Record Type: Journal
Publication Date: 2009-Jul
Pages: 2
Abstractor: ERIC
Reference Count: 3
ISBN: N/A
ISSN: ISSN-1538-6619
Can Movement Promote Creativity?
Pica, Rae
Young Children, v64 n4 p60-61 Jul 2009
Creativity can be an elusive concept. It may be misunderstood and difficult to define, but it is clearly necessary, particularly in a world so rapidly changing. Creative people are those who can imagine. This means they can imagine solutions to problems and challenges faced. They can also imagine what it is like to be someone or something else--that is, they possess empathy. They can imagine answers to the question, What if . . . ? They can plan full and satisfying futures. Although all children engage in creative thinking, they aren't likely to continue thinking creatively if their ideas are discouraged and they are continually told there is only one correct answer to any question (which, sadly, is what many types of testing teach them). Movement activities that require children merely to imitate the teacher do not foster creativity. When children are presented with a challenge, such as "Show me how crooked you can be," chances are that no two responses will be alike. Divergent thinking, one of the cognitive skills required for creativity, is enhanced through problem-solving challenges that allow for various responses. In addition, when the different responses received are validated, children realize that it's OK to find their own individual solutions and to not have to compete with one another. Their confidence grows, and they continue to take greater creative risks. Creative movement activities foster imagination. To replicate the movement of a turtle, children must imagine the slowness of that animal. To move as though they are sad, they must call to mind a time when they weren't happy. To achieve a certain group shape or an act of balance, they must first envision it. Movement exploration, then, is an effective teaching method. Because it results in a variety of responses to each challenge presented, it is an example of divergent problem solving. In this article, the author offers some suggestions on how to present children with challenges.

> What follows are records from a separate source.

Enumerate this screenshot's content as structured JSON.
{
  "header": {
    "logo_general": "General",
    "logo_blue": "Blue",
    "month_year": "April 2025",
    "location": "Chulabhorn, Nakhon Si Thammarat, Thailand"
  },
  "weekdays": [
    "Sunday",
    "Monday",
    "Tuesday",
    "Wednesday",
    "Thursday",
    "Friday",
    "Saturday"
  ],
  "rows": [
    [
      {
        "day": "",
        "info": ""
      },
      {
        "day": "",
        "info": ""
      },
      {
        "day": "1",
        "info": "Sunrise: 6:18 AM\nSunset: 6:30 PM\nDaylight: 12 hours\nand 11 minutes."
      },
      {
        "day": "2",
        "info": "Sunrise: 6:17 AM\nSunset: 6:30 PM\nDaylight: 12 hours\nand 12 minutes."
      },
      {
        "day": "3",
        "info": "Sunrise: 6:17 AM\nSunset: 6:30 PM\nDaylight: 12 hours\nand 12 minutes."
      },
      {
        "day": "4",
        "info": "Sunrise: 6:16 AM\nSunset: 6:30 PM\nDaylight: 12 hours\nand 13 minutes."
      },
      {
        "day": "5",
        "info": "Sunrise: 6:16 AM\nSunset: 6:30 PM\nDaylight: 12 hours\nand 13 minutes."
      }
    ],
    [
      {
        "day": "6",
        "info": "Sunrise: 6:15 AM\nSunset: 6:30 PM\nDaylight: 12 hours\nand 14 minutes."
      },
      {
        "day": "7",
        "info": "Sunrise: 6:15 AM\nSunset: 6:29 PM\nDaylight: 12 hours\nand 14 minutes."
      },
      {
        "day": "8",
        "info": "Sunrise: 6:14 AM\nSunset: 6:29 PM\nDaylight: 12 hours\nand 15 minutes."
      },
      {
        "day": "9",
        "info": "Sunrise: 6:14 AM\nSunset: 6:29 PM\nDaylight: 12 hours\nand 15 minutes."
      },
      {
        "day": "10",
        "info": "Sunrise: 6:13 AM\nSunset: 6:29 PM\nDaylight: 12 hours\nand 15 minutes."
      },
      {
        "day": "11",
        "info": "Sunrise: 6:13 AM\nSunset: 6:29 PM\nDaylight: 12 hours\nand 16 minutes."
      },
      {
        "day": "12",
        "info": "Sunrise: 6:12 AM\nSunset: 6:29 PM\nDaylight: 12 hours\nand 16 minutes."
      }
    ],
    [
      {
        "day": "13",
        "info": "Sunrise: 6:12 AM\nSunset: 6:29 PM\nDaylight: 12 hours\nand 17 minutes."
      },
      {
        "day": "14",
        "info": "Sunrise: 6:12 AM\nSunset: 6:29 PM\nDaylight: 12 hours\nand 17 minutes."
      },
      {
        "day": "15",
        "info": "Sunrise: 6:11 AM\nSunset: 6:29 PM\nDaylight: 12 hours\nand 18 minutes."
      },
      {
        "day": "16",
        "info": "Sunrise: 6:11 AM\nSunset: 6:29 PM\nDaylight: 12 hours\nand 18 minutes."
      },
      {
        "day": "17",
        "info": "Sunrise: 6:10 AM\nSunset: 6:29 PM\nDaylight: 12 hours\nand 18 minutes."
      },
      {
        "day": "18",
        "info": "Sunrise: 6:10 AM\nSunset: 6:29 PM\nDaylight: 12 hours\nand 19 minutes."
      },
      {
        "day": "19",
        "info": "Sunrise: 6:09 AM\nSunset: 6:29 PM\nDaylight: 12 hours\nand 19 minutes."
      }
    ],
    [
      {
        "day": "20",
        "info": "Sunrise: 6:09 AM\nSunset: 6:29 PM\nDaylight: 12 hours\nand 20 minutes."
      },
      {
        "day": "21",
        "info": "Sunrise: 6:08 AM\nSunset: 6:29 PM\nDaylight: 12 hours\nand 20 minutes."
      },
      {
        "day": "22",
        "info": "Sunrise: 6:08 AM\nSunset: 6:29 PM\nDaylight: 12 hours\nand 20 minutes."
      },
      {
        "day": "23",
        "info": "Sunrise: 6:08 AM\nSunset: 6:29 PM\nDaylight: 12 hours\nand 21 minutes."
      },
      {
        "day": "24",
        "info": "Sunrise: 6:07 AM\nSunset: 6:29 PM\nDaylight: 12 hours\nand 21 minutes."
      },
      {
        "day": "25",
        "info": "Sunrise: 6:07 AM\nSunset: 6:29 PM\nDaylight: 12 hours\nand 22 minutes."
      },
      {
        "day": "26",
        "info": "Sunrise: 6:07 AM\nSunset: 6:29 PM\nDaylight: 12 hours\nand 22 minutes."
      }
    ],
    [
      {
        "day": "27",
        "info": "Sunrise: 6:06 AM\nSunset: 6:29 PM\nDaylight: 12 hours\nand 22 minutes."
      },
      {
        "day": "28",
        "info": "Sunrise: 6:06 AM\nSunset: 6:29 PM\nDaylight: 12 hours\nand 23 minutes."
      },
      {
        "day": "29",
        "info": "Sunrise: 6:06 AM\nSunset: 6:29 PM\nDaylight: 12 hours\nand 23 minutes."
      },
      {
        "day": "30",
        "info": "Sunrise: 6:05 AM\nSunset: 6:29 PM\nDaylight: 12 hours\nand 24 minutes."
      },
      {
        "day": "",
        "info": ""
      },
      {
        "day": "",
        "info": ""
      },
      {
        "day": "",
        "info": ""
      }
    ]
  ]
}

National Association for the Education of Young Children. 1313 L Street NW Suite 500, Washington, DC 22205-4101. Tel: 800-424-2460; Tel: 202-232-8777; Fax: 202-328-2649; e-mail: editorial@naeyc.org; Web site: http://journal.naeyc.org
Publication Type: Journal Articles; Reports - Descriptive
Education Level: Early Childhood Education; Elementary Education
Audience: N/A
Language: English
Sponsor: N/A
Authoring Institution: N/A